__What to do__.
Exact duplicates of all the records are needed.

───── Data to examine ─────

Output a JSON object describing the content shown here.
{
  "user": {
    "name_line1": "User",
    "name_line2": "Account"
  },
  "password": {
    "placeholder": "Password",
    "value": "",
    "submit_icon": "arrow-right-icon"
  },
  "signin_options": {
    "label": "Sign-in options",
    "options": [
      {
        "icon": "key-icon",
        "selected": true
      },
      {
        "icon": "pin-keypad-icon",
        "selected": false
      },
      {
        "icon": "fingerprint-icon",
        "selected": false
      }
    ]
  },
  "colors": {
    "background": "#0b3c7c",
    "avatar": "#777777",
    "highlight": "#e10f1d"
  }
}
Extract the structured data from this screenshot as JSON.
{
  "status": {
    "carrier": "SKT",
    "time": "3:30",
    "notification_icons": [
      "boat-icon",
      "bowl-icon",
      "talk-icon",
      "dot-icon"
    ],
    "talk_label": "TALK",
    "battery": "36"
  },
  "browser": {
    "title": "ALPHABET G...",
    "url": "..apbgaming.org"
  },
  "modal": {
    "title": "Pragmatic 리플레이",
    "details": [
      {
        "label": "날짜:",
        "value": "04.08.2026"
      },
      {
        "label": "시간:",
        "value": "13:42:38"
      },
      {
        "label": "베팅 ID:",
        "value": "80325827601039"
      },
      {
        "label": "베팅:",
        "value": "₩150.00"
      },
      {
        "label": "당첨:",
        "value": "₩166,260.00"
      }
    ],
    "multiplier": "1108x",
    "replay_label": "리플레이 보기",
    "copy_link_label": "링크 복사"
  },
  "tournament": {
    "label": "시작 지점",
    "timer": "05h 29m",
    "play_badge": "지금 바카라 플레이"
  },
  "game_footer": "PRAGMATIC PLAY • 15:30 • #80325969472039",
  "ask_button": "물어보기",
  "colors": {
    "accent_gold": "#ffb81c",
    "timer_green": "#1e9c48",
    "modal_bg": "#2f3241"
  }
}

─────

__The answer__.
Output a JSON object describing the content shown here.
{
  "user": {
    "name_line1": "User",
    "name_line2": "Account"
  },
  "password": {
    "placeholder": "Password",
    "value": "",
    "submit_icon": "arrow-right-icon"
  },
  "signin_options": {
    "label": "Sign-in options",
    "options": [
      {
        "icon": "key-icon",
        "selected": true
      },
      {
        "icon": "pin-keypad-icon",
        "selected": false
      },
      {
        "icon": "fingerprint-icon",
        "selected": false
      }
    ]
  },
  "colors": {
    "background": "#0b3c7c",
    "avatar": "#777777",
    "highlight": "#e10f1d"
  }
}
Extract the structured data from this screenshot as JSON.
{
  "status": {
    "carrier": "SKT",
    "time": "3:30",
    "notification_icons": [
      "boat-icon",
      "bowl-icon",
      "talk-icon",
      "dot-icon"
    ],
    "talk_label": "TALK",
    "battery": "36"
  },
  "browser": {
    "title": "ALPHABET G...",
    "url": "..apbgaming.org"
  },
  "modal": {
    "title": "Pragmatic 리플레이",
    "details": [
      {
        "label": "날짜:",
        "value": "04.08.2026"
      },
      {
        "label": "시간:",
        "value": "13:42:38"
      },
      {
        "label": "베팅 ID:",
        "value": "80325827601039"
      },
      {
        "label": "베팅:",
        "value": "₩150.00"
      },
      {
        "label": "당첨:",
        "value": "₩166,260.00"
      }
    ],
    "multiplier": "1108x",
    "replay_label": "리플레이 보기",
    "copy_link_label": "링크 복사"
  },
  "tournament": {
    "label": "시작 지점",
    "timer": "05h 29m",
    "play_badge": "지금 바카라 플레이"
  },
  "game_footer": "PRAGMATIC PLAY • 15:30 • #80325969472039",
  "ask_button": "물어보기",
  "colors": {
    "accent_gold": "#ffb81c",
    "timer_green": "#1e9c48",
    "modal_bg": "#2f3241"
  }
}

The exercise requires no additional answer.